September 19, 2005

Contact: Amaya Smith

Dean Statement on Baker-Carter Commission Report
National Voter ID Would Disenfranchise Millions of Voters

Washington, DC - Democratic National Committee Chairman Howard Dean issued the following statement in response to the report issued by the Baker-Carter Commission on Federal Election Reform, which called for the implementation of a national voter ID requirement. Such a move would make it more difficult for Americans to exercise their right to vote, as voter ID requirements disproportionately place an additional burden on poor people, seniors, minorities, rural voters, and disabled Americans. Even Supreme Court Chief Justice Nominee John Roberts recently stated that "without access to the ballot box, people are not in the position to protect any other rights that are important to them" and that the right to vote ensures all other rights and is the "most precious right that we have as Americans."

"The right to vote is a fundamental freedom and a fundamental underpinning of our democracy," said DNC Chairman Dean. "The right to vote also ensures every American the opportunity to participate in our democracy. And given that only 60 percent of eligible voters participated in the last election, we should do everything we can to make it easier for people to exercise their right to vote, not harder. As Democrats have previously stated, we should also take steps to restore Americans' confidence that they will not only have the opportunity to vote but the right to have that vote counted.

"The DNC is concerned and disappointed that the Baker-Carter Commission on Federal Election Reform, over the strong dissent of some of its most distinguished members, has seen fit to support a 'national ID card' that threatens to deny the right to vote to millions of citizens who are lawfully registered and eligible to do so. The commission's recommendations create additional bureaucratic barriers to the ballot box, despite the fact - as the Commission itself concedes - that there is simply no evidence of the kind of widespread impersonation fraud that could remotely justify imposing such a new obstacle. In Ohio, the League of Women Voters found only four instances of impersonation out of 9 million votes, and the Secretary of State of Georgia reported that there was not a single instance of voter fraud during her tenure.

"On a positive note, the commission attempts to address these challenges by recommending national ID's with no associated costs. The commission also highlighted the need for a paper trail, which we also agree with. Unfortunately, while there are a number of positive recommendations in the Baker-Carter Commission's report, their support for a national voter ID creates barriers, not bridges, to voting.
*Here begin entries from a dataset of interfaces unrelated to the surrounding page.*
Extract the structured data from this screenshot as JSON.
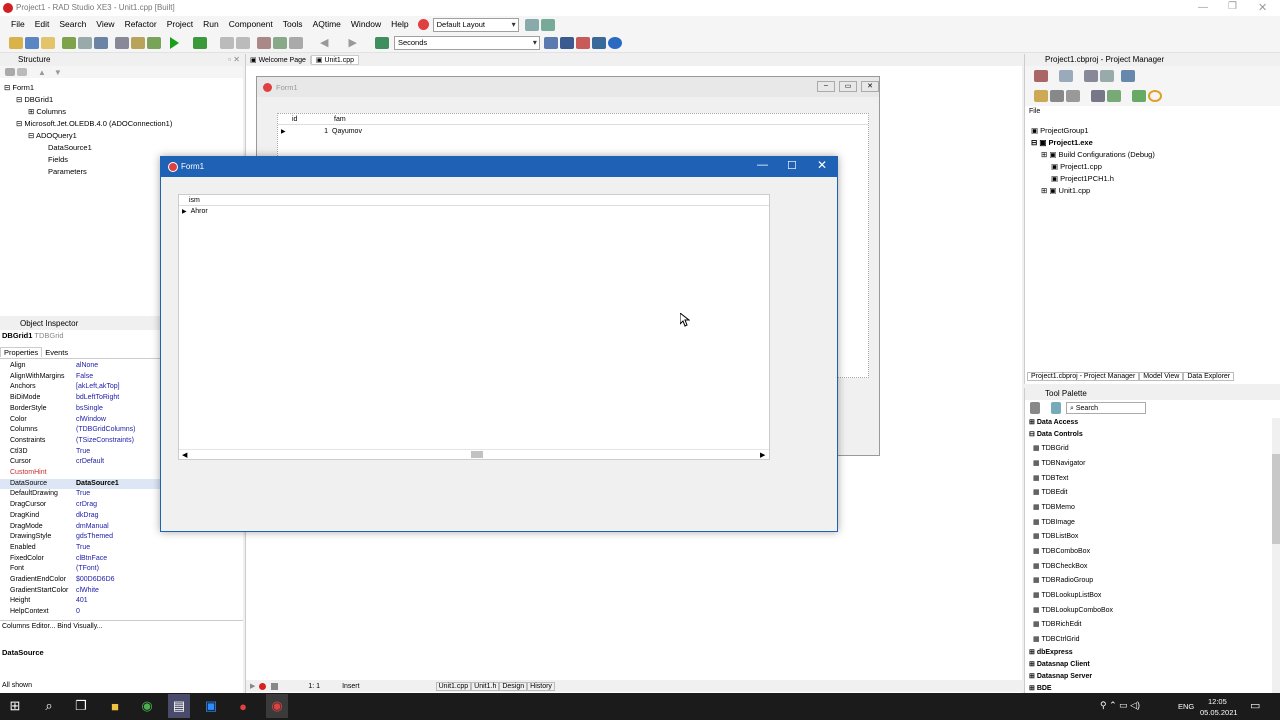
{
  "app": {
    "title": "Project1 - RAD Studio XE3 - Unit1.cpp [Built]",
    "menu": [
      "File",
      "Edit",
      "Search",
      "View",
      "Refactor",
      "Project",
      "Run",
      "Component",
      "Tools",
      "AQtime",
      "Window",
      "Help"
    ],
    "layout_combo": "Default Layout",
    "seconds_combo": "Seconds"
  },
  "structure": {
    "title": "Structure",
    "tree": [
      "Form1",
      "DBGrid1",
      "Columns",
      "Microsoft.Jet.OLEDB.4.0 (ADOConnection1)",
      "ADOQuery1",
      "DataSource1",
      "Fields",
      "Parameters"
    ]
  },
  "inspector": {
    "title": "Object Inspector",
    "component": "DBGrid1",
    "component_type": "TDBGrid",
    "tabs": [
      "Properties",
      "Events"
    ],
    "props": [
      [
        "Align",
        "alNone"
      ],
      [
        "AlignWithMargins",
        "False"
      ],
      [
        "Anchors",
        "[akLeft,akTop]"
      ],
      [
        "BiDiMode",
        "bdLeftToRight"
      ],
      [
        "BorderStyle",
        "bsSingle"
      ],
      [
        "Color",
        "clWindow"
      ],
      [
        "Columns",
        "(TDBGridColumns)"
      ],
      [
        "Constraints",
        "(TSizeConstraints)"
      ],
      [
        "Ctl3D",
        "True"
      ],
      [
        "Cursor",
        "crDefault"
      ],
      [
        "CustomHint",
        ""
      ],
      [
        "DataSource",
        "DataSource1"
      ],
      [
        "DefaultDrawing",
        "True"
      ],
      [
        "DragCursor",
        "crDrag"
      ],
      [
        "DragKind",
        "dkDrag"
      ],
      [
        "DragMode",
        "dmManual"
      ],
      [
        "DrawingStyle",
        "gdsThemed"
      ],
      [
        "Enabled",
        "True"
      ],
      [
        "FixedColor",
        "clBtnFace"
      ],
      [
        "Font",
        "(TFont)"
      ],
      [
        "GradientEndColor",
        "$00D6D6D6"
      ],
      [
        "GradientStartColor",
        "clWhite"
      ],
      [
        "Height",
        "401"
      ],
      [
        "HelpContext",
        "0"
      ]
    ],
    "links": "Columns Editor...  Bind Visually...",
    "footer_prop": "DataSource",
    "status": "All shown"
  },
  "editor": {
    "tabs": [
      "Welcome Page",
      "Unit1.cpp"
    ],
    "status_pos": "1:  1",
    "status_mode": "Insert",
    "bottom_tabs": [
      "Unit1.cpp",
      "Unit1.h",
      "Design",
      "History"
    ]
  },
  "design_form": {
    "title": "Form1",
    "headers": [
      "id",
      "fam"
    ],
    "row": [
      "1",
      "Qayumov"
    ]
  },
  "run_form": {
    "title": "Form1",
    "header": "ism",
    "row": "Ahror"
  },
  "project_manager": {
    "title": "Project1.cbproj - Project Manager",
    "file_label": "File",
    "tree": [
      "ProjectGroup1",
      "Project1.exe",
      "Build Configurations (Debug)",
      "Project1.cpp",
      "Project1PCH1.h",
      "Unit1.cpp"
    ],
    "tabs": [
      "Project1.cbproj - Project Manager",
      "Model View",
      "Data Explorer"
    ]
  },
  "tool_palette": {
    "title": "Tool Palette",
    "search_placeholder": "Search",
    "categories": [
      "Data Access",
      "Data Controls"
    ],
    "items": [
      "TDBGrid",
      "TDBNavigator",
      "TDBText",
      "TDBEdit",
      "TDBMemo",
      "TDBImage",
      "TDBListBox",
      "TDBComboBox",
      "TDBCheckBox",
      "TDBRadioGroup",
      "TDBLookupListBox",
      "TDBLookupComboBox",
      "TDBRichEdit",
      "TDBCtrlGrid"
    ],
    "more_categories": [
      "dbExpress",
      "Datasnap Client",
      "Datasnap Server",
      "BDE"
    ]
  },
  "taskbar": {
    "lang": "ENG",
    "time": "12:05",
    "date": "05.05.2021"
  }
}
"I agree with the late Justice Thurgood Marshall: the right to vote is a cherished and fundamental right that should be respected and protected by our Democracy. In the face of voting irregularities in states like Ohio and Florida, and a new recognition by the government that those living in poverty have been consistently left behind, now is not the time to restrict the right of all Americans to fully participate in our democracy."